Required work:
The output should be all lines of the entries below in which the word "JSON" occurs.

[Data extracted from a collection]
------------------------------------------------
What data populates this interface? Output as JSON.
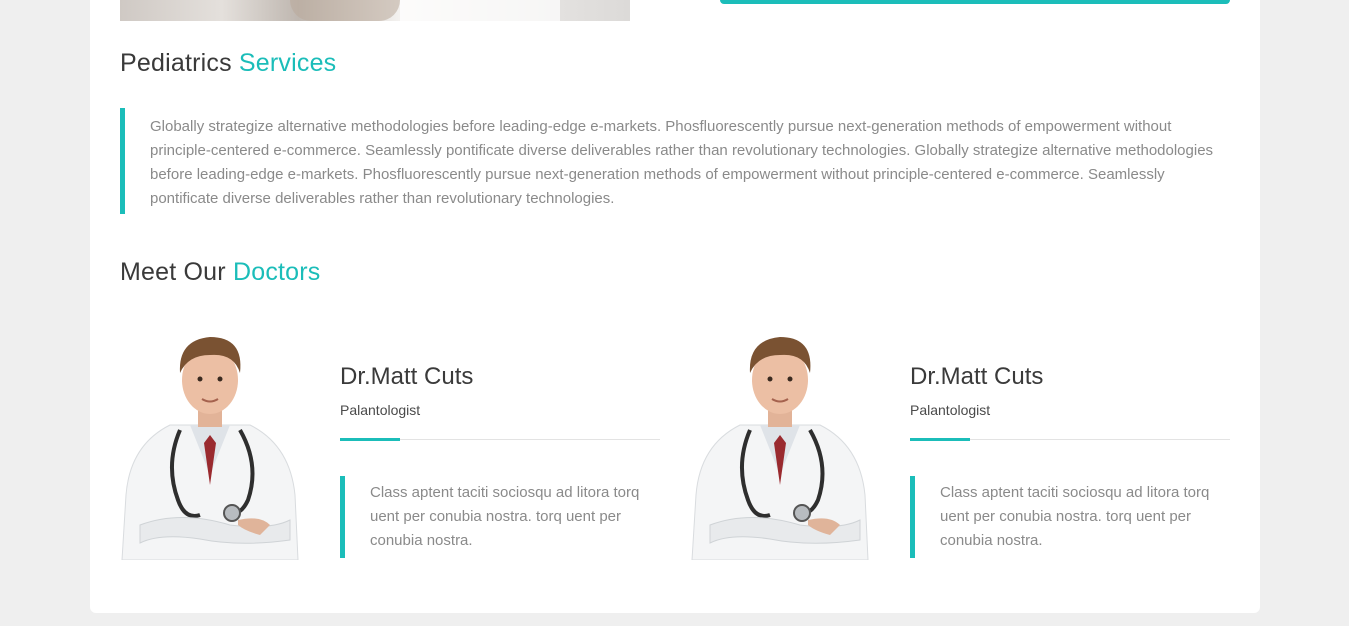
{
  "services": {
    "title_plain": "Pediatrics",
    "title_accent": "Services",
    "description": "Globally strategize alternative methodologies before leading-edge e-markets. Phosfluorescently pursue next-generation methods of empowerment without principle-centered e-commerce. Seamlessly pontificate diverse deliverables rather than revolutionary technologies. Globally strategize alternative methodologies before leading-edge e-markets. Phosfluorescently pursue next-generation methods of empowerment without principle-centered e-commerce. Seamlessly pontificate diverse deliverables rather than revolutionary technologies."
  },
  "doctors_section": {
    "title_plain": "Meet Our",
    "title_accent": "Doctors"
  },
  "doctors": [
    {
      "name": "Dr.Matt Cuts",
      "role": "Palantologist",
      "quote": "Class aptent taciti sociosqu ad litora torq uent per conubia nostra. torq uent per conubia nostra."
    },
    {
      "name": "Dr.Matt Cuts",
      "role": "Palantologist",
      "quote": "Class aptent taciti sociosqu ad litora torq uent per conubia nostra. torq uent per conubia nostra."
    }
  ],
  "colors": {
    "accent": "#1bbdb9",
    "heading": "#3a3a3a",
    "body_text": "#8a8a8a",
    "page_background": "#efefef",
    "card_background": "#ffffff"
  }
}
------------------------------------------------
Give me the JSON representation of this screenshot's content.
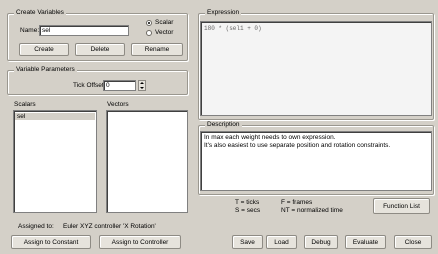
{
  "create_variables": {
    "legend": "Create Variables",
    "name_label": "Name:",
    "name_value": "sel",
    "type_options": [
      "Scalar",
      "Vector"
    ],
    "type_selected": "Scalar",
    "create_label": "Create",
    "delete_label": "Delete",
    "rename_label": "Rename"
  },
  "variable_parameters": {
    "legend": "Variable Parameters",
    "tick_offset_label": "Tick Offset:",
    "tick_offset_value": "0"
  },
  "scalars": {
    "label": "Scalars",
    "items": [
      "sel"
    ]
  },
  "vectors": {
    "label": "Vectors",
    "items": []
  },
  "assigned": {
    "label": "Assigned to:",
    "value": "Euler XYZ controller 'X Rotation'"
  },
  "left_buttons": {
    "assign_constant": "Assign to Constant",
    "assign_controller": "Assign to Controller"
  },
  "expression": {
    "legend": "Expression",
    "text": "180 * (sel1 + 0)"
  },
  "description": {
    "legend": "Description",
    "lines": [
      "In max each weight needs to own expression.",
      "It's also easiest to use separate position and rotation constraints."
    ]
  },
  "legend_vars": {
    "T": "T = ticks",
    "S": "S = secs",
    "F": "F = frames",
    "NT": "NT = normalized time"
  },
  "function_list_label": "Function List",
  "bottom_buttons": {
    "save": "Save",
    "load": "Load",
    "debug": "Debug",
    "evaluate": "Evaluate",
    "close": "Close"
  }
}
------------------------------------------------
Response box:
What data populates this interface? Output as JSON.
Give me the JSON representation of this screenshot's content.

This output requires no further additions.